— Exercise materials —
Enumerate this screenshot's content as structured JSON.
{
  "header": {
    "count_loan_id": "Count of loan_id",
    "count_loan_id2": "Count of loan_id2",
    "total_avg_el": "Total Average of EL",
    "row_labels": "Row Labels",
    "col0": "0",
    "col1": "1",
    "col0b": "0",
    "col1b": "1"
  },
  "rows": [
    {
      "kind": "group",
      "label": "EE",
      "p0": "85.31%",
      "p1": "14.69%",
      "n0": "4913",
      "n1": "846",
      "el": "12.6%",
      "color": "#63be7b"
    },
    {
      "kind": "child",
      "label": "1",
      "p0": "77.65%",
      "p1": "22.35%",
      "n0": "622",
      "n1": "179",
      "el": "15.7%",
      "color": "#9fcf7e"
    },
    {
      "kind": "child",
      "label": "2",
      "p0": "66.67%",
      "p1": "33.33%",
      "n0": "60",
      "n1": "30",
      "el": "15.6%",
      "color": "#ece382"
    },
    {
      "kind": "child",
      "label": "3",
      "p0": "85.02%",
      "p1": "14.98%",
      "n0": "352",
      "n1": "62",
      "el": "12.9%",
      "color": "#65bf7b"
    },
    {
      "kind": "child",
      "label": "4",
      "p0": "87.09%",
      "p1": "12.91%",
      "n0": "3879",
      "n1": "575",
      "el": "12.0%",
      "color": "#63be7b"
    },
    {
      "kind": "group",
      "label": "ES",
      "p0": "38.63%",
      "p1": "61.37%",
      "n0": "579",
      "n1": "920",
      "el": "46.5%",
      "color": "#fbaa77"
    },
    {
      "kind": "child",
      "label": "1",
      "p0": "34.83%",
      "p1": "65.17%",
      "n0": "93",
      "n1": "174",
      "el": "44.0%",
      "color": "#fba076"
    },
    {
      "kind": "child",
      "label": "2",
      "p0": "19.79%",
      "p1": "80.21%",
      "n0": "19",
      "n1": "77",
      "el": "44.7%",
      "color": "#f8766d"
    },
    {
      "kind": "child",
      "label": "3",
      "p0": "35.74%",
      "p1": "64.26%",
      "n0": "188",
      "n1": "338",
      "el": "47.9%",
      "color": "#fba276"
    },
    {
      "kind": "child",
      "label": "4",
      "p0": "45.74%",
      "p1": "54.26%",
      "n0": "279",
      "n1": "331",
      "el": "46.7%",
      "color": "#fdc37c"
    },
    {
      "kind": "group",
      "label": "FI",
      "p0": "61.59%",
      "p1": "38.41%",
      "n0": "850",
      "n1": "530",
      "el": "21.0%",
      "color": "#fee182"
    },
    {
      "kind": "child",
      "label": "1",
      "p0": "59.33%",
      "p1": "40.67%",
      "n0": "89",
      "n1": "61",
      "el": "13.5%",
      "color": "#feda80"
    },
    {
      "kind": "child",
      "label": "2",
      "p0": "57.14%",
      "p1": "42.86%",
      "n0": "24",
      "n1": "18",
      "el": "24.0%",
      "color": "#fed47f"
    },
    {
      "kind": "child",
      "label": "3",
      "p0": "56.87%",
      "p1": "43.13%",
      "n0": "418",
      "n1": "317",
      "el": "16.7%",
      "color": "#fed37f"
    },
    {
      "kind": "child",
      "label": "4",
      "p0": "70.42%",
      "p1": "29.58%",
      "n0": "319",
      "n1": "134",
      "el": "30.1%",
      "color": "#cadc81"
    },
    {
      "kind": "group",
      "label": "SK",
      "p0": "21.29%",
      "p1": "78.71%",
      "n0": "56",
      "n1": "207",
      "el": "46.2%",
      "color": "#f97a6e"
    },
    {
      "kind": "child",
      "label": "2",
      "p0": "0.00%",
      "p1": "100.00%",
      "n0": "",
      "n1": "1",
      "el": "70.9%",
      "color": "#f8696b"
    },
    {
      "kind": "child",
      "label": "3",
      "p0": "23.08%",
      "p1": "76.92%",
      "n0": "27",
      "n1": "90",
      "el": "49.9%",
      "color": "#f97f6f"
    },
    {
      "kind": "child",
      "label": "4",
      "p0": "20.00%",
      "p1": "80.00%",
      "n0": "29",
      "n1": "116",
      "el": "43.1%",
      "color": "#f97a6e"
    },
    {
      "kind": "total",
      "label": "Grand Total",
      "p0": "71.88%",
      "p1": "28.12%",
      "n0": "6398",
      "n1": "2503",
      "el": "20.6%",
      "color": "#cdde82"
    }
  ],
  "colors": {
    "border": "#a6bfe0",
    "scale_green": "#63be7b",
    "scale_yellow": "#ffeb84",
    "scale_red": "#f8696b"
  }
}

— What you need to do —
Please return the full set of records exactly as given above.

— Response area —
Enumerate this screenshot's content as structured JSON.
{
  "header": {
    "count_loan_id": "Count of loan_id",
    "count_loan_id2": "Count of loan_id2",
    "total_avg_el": "Total Average of EL",
    "row_labels": "Row Labels",
    "col0": "0",
    "col1": "1",
    "col0b": "0",
    "col1b": "1"
  },
  "rows": [
    {
      "kind": "group",
      "label": "EE",
      "p0": "85.31%",
      "p1": "14.69%",
      "n0": "4913",
      "n1": "846",
      "el": "12.6%",
      "color": "#63be7b"
    },
    {
      "kind": "child",
      "label": "1",
      "p0": "77.65%",
      "p1": "22.35%",
      "n0": "622",
      "n1": "179",
      "el": "15.7%",
      "color": "#9fcf7e"
    },
    {
      "kind": "child",
      "label": "2",
      "p0": "66.67%",
      "p1": "33.33%",
      "n0": "60",
      "n1": "30",
      "el": "15.6%",
      "color": "#ece382"
    },
    {
      "kind": "child",
      "label": "3",
      "p0": "85.02%",
      "p1": "14.98%",
      "n0": "352",
      "n1": "62",
      "el": "12.9%",
      "color": "#65bf7b"
    },
    {
      "kind": "child",
      "label": "4",
      "p0": "87.09%",
      "p1": "12.91%",
      "n0": "3879",
      "n1": "575",
      "el": "12.0%",
      "color": "#63be7b"
    },
    {
      "kind": "group",
      "label": "ES",
      "p0": "38.63%",
      "p1": "61.37%",
      "n0": "579",
      "n1": "920",
      "el": "46.5%",
      "color": "#fbaa77"
    },
    {
      "kind": "child",
      "label": "1",
      "p0": "34.83%",
      "p1": "65.17%",
      "n0": "93",
      "n1": "174",
      "el": "44.0%",
      "color": "#fba076"
    },
    {
      "kind": "child",
      "label": "2",
      "p0": "19.79%",
      "p1": "80.21%",
      "n0": "19",
      "n1": "77",
      "el": "44.7%",
      "color": "#f8766d"
    },
    {
      "kind": "child",
      "label": "3",
      "p0": "35.74%",
      "p1": "64.26%",
      "n0": "188",
      "n1": "338",
      "el": "47.9%",
      "color": "#fba276"
    },
    {
      "kind": "child",
      "label": "4",
      "p0": "45.74%",
      "p1": "54.26%",
      "n0": "279",
      "n1": "331",
      "el": "46.7%",
      "color": "#fdc37c"
    },
    {
      "kind": "group",
      "label": "FI",
      "p0": "61.59%",
      "p1": "38.41%",
      "n0": "850",
      "n1": "530",
      "el": "21.0%",
      "color": "#fee182"
    },
    {
      "kind": "child",
      "label": "1",
      "p0": "59.33%",
      "p1": "40.67%",
      "n0": "89",
      "n1": "61",
      "el": "13.5%",
      "color": "#feda80"
    },
    {
      "kind": "child",
      "label": "2",
      "p0": "57.14%",
      "p1": "42.86%",
      "n0": "24",
      "n1": "18",
      "el": "24.0%",
      "color": "#fed47f"
    },
    {
      "kind": "child",
      "label": "3",
      "p0": "56.87%",
      "p1": "43.13%",
      "n0": "418",
      "n1": "317",
      "el": "16.7%",
      "color": "#fed37f"
    },
    {
      "kind": "child",
      "label": "4",
      "p0": "70.42%",
      "p1": "29.58%",
      "n0": "319",
      "n1": "134",
      "el": "30.1%",
      "color": "#cadc81"
    },
    {
      "kind": "group",
      "label": "SK",
      "p0": "21.29%",
      "p1": "78.71%",
      "n0": "56",
      "n1": "207",
      "el": "46.2%",
      "color": "#f97a6e"
    },
    {
      "kind": "child",
      "label": "2",
      "p0": "0.00%",
      "p1": "100.00%",
      "n0": "",
      "n1": "1",
      "el": "70.9%",
      "color": "#f8696b"
    },
    {
      "kind": "child",
      "label": "3",
      "p0": "23.08%",
      "p1": "76.92%",
      "n0": "27",
      "n1": "90",
      "el": "49.9%",
      "color": "#f97f6f"
    },
    {
      "kind": "child",
      "label": "4",
      "p0": "20.00%",
      "p1": "80.00%",
      "n0": "29",
      "n1": "116",
      "el": "43.1%",
      "color": "#f97a6e"
    },
    {
      "kind": "total",
      "label": "Grand Total",
      "p0": "71.88%",
      "p1": "28.12%",
      "n0": "6398",
      "n1": "2503",
      "el": "20.6%",
      "color": "#cdde82"
    }
  ],
  "colors": {
    "border": "#a6bfe0",
    "scale_green": "#63be7b",
    "scale_yellow": "#ffeb84",
    "scale_red": "#f8696b"
  }
}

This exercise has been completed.